Ironically, the Coalition’s imposition of a carbon price floor from April 2013 undoubtedly helped persuade the Germans (E.ON and RWE) to leave the nuclear race (due to their high exposure to UK coal, gas and oil plant) and also prompted EDF to request reactor life extensions as their existing zero carbon nuclear plants will not face any future carbon price floor penalty. The carbon price floor will nearly double between 2013 and 2020, rising from £16t/CO2 next year to £30t/CO2 in 2020. Resulting higher electricity costs will be passed onto consumers and energy intensive industry by the generators.
Electricity Market Reform perhaps needs a new title; it is not about reforming a market but about replacing the very nature of a market’s function with that of Government control and central planning where prices are fixed so that investment risk is slashed, but it remains unclear how Contracts for Difference, that are intended to guarantee return on investments, would work. Is the Government the counterparty in the CfD arrangement or not? Investors need to know.
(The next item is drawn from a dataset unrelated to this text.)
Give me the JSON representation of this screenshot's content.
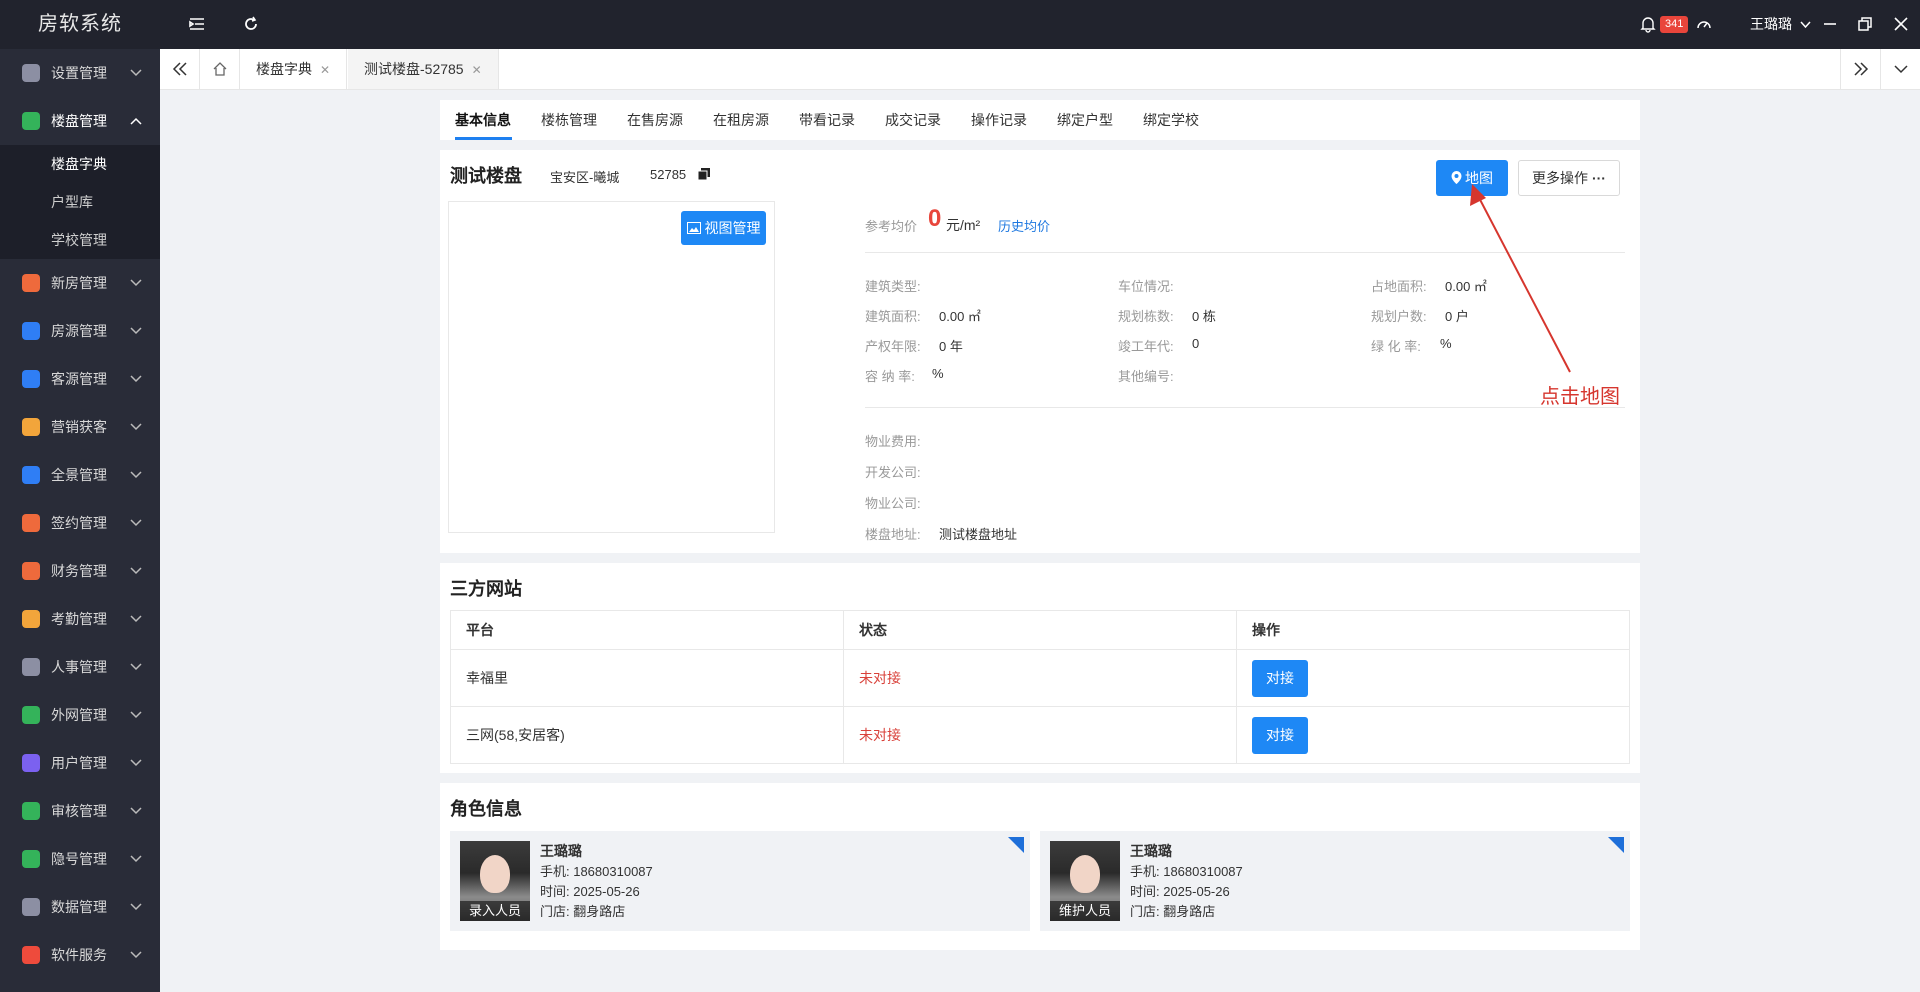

A Government which decides to impose high carbon taxes just as it proposes more carbon intensive plant in the shape of new unabated gas plants should prepare and expect those of us who follow these issues to react with both bemusement and deep concern. The deepest of these concerns is that Electricity Market Reform will lead to higher bills, overt foreign energy dependence and no new nuclear plants online before 2020. Watch this space.
Tony Lodge is a Research Fellow at the Centre for Policy Studies and author of The Atomic Clock - How the Coalition is gambling with Britain’s energy policy published in January by the CPS